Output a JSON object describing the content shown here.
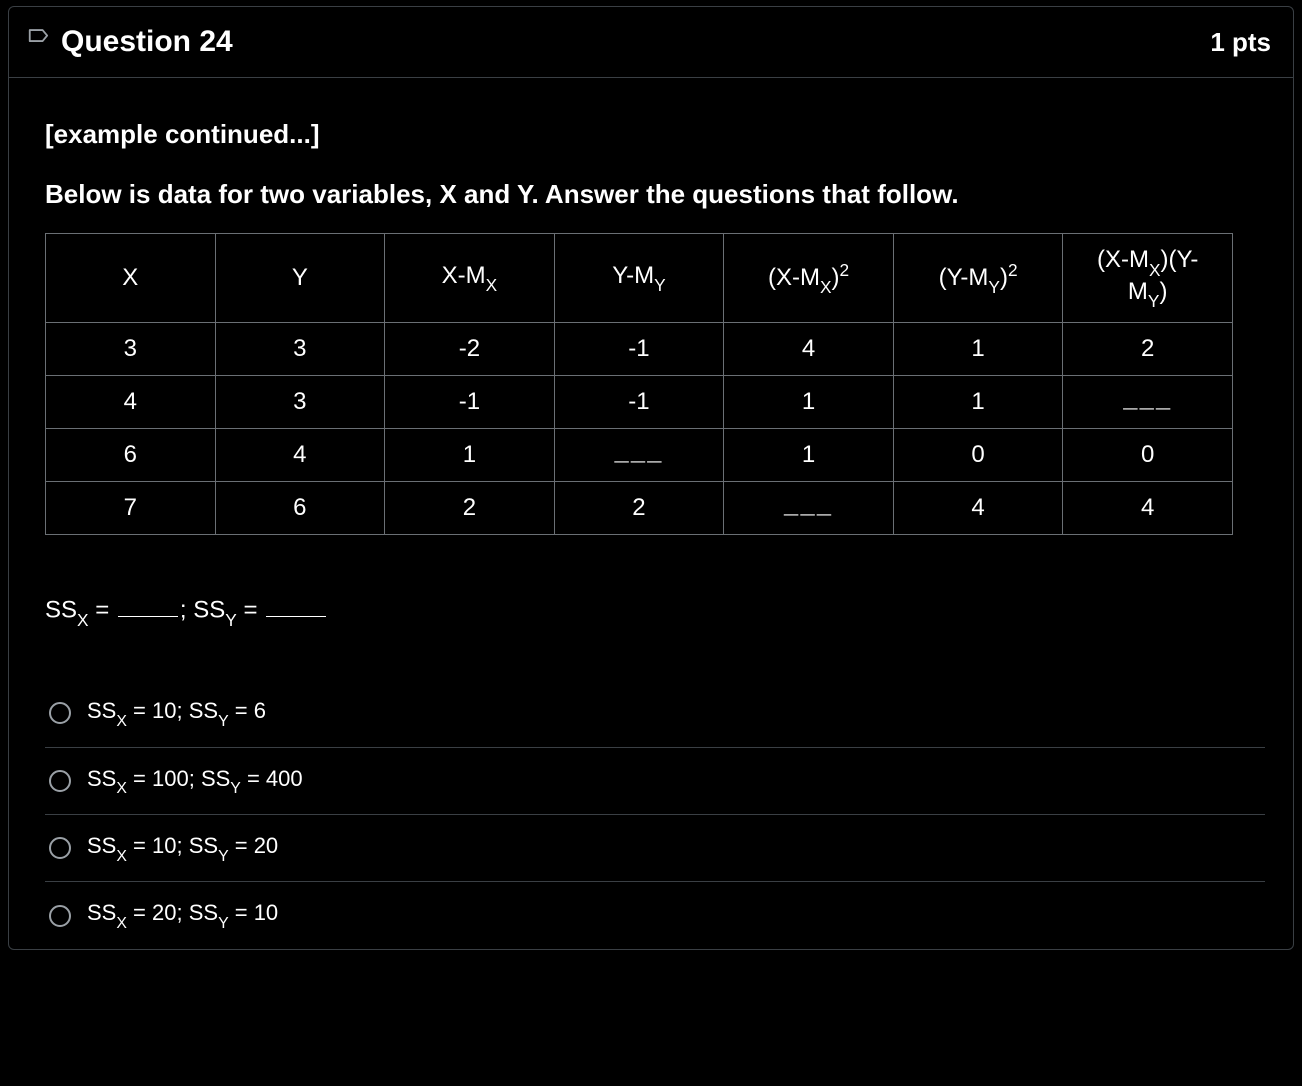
{
  "header": {
    "title": "Question 24",
    "points": "1 pts"
  },
  "prompt": {
    "line1": "[example continued...]",
    "line2": "Below is data for two variables, X and Y.  Answer the questions that follow."
  },
  "table": {
    "headers": {
      "c0": "X",
      "c1": "Y",
      "c2_pre": "X-M",
      "c2_sub": "X",
      "c3_pre": "Y-M",
      "c3_sub": "Y",
      "c4_pre": "(X-M",
      "c4_sub": "X",
      "c4_post": ")",
      "c4_sup": "2",
      "c5_pre": "(Y-M",
      "c5_sub": "Y",
      "c5_post": ")",
      "c5_sup": "2",
      "c6_pre": "(X-M",
      "c6_sub1": "X",
      "c6_mid": ")(Y-",
      "c6_line2_pre": "M",
      "c6_sub2": "Y",
      "c6_line2_post": ")"
    },
    "rows": [
      {
        "c0": "3",
        "c1": "3",
        "c2": "-2",
        "c3": "-1",
        "c4": "4",
        "c5": "1",
        "c6": "2"
      },
      {
        "c0": "4",
        "c1": "3",
        "c2": "-1",
        "c3": "-1",
        "c4": "1",
        "c5": "1",
        "c6": "___"
      },
      {
        "c0": "6",
        "c1": "4",
        "c2": "1",
        "c3": "___",
        "c4": "1",
        "c5": "0",
        "c6": "0"
      },
      {
        "c0": "7",
        "c1": "6",
        "c2": "2",
        "c3": "2",
        "c4": "___",
        "c5": "4",
        "c6": "4"
      }
    ]
  },
  "fill_prompt": {
    "ss1_pre": "SS",
    "ss1_sub": "X",
    "eq": " = ",
    "sep": "; ",
    "ss2_pre": "SS",
    "ss2_sub": "Y"
  },
  "options": [
    {
      "ssx_pre": "SS",
      "ssx_sub": "X",
      "ssx_val": " = 10; ",
      "ssy_pre": "SS",
      "ssy_sub": "Y",
      "ssy_val": " = 6"
    },
    {
      "ssx_pre": "SS",
      "ssx_sub": "X",
      "ssx_val": " = 100; ",
      "ssy_pre": "SS",
      "ssy_sub": "Y",
      "ssy_val": " = 400"
    },
    {
      "ssx_pre": "SS",
      "ssx_sub": "X",
      "ssx_val": " = 10; ",
      "ssy_pre": "SS",
      "ssy_sub": "Y",
      "ssy_val": " = 20"
    },
    {
      "ssx_pre": "SS",
      "ssx_sub": "X",
      "ssx_val": " = 20; ",
      "ssy_pre": "SS",
      "ssy_sub": "Y",
      "ssy_val": " = 10"
    }
  ]
}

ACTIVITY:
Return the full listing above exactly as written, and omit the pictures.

REPLY TO THE TASK:
Output a JSON object describing the content shown here.
{
  "header": {
    "title": "Question 24",
    "points": "1 pts"
  },
  "prompt": {
    "line1": "[example continued...]",
    "line2": "Below is data for two variables, X and Y.  Answer the questions that follow."
  },
  "table": {
    "headers": {
      "c0": "X",
      "c1": "Y",
      "c2_pre": "X-M",
      "c2_sub": "X",
      "c3_pre": "Y-M",
      "c3_sub": "Y",
      "c4_pre": "(X-M",
      "c4_sub": "X",
      "c4_post": ")",
      "c4_sup": "2",
      "c5_pre": "(Y-M",
      "c5_sub": "Y",
      "c5_post": ")",
      "c5_sup": "2",
      "c6_pre": "(X-M",
      "c6_sub1": "X",
      "c6_mid": ")(Y-",
      "c6_line2_pre": "M",
      "c6_sub2": "Y",
      "c6_line2_post": ")"
    },
    "rows": [
      {
        "c0": "3",
        "c1": "3",
        "c2": "-2",
        "c3": "-1",
        "c4": "4",
        "c5": "1",
        "c6": "2"
      },
      {
        "c0": "4",
        "c1": "3",
        "c2": "-1",
        "c3": "-1",
        "c4": "1",
        "c5": "1",
        "c6": "___"
      },
      {
        "c0": "6",
        "c1": "4",
        "c2": "1",
        "c3": "___",
        "c4": "1",
        "c5": "0",
        "c6": "0"
      },
      {
        "c0": "7",
        "c1": "6",
        "c2": "2",
        "c3": "2",
        "c4": "___",
        "c5": "4",
        "c6": "4"
      }
    ]
  },
  "fill_prompt": {
    "ss1_pre": "SS",
    "ss1_sub": "X",
    "eq": " = ",
    "sep": "; ",
    "ss2_pre": "SS",
    "ss2_sub": "Y"
  },
  "options": [
    {
      "ssx_pre": "SS",
      "ssx_sub": "X",
      "ssx_val": " = 10; ",
      "ssy_pre": "SS",
      "ssy_sub": "Y",
      "ssy_val": " = 6"
    },
    {
      "ssx_pre": "SS",
      "ssx_sub": "X",
      "ssx_val": " = 100; ",
      "ssy_pre": "SS",
      "ssy_sub": "Y",
      "ssy_val": " = 400"
    },
    {
      "ssx_pre": "SS",
      "ssx_sub": "X",
      "ssx_val": " = 10; ",
      "ssy_pre": "SS",
      "ssy_sub": "Y",
      "ssy_val": " = 20"
    },
    {
      "ssx_pre": "SS",
      "ssx_sub": "X",
      "ssx_val": " = 20; ",
      "ssy_pre": "SS",
      "ssy_sub": "Y",
      "ssy_val": " = 10"
    }
  ]
}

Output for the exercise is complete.